Christian Saint-Etienne invites us to take a step back from centralization, which remains a temptation in many organizations (whether state or private) but which generates both costs and inevitable structural inefficiency.

He nevertheless underlines the need for effective coordination of sovereign functions and for a more local operation. Further centralize the strategy to better decentralize the operational. This is the key to efficiency and the guarantee of optimal and above all controlled operation.


From an information systems point of view, this prompts us to rethink digital architectures in order to leave more autonomy, resources and freedom to business departments, users and employees – while maintaining a sufficient framework. strict to meet compliance, safety and performance requirements.


The recent confinement has shown us how important it is to give everyone more possibilities to telework in complete autonomy; to use digital tools to decentralize operational processes and make them activatable in all possible environments outside the company.

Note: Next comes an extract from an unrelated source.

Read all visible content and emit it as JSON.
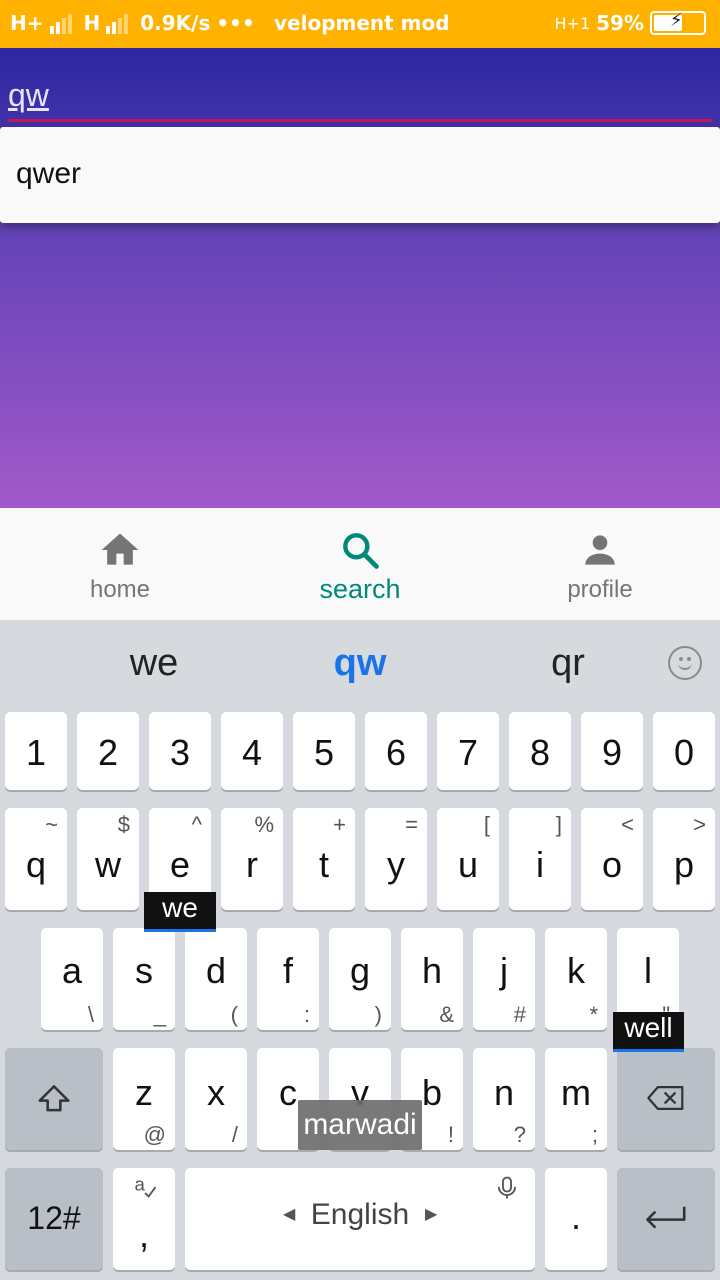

It is about giving everyone the power to share information as quickly as possible, disseminate it easily through simple tools, bring added value without altering it, all this by using, via the Internet, services both shared and secure.

In short, information systems must be adapted, opening them up not only to direct employees but also to the entire business ecosystem, suppliers, subcontractors, customers, all of whom contribute to the creation of value. Including for often critical business applications.


Obviously, this cannot and must not be done at the expense of security, data confidentiality, respect for private life and the protection of intellectual property. Hence the need to consolidate the processes for standardizing infrastructure tools (identity, security, collaboration, etc.) and urbanizing data / application interfaces. Solidify the sovereign processes to give more flexibility to the operational in the field, outside the company as well as within the company.


To face the post-Covid era, no company will be able to do without a fundamental reflection on the capacities of its digital infrastructures, or even a complete overhaul of its IT architectures. These will have to be strengthened, reconfigured, opened and more secure to adapt to the new situation. First, CIOs will have to regain a transverse visibility that they often lack, of their IT services, their effective utilization rates and their costs of ownership.


You will never be able to manage your information system like before.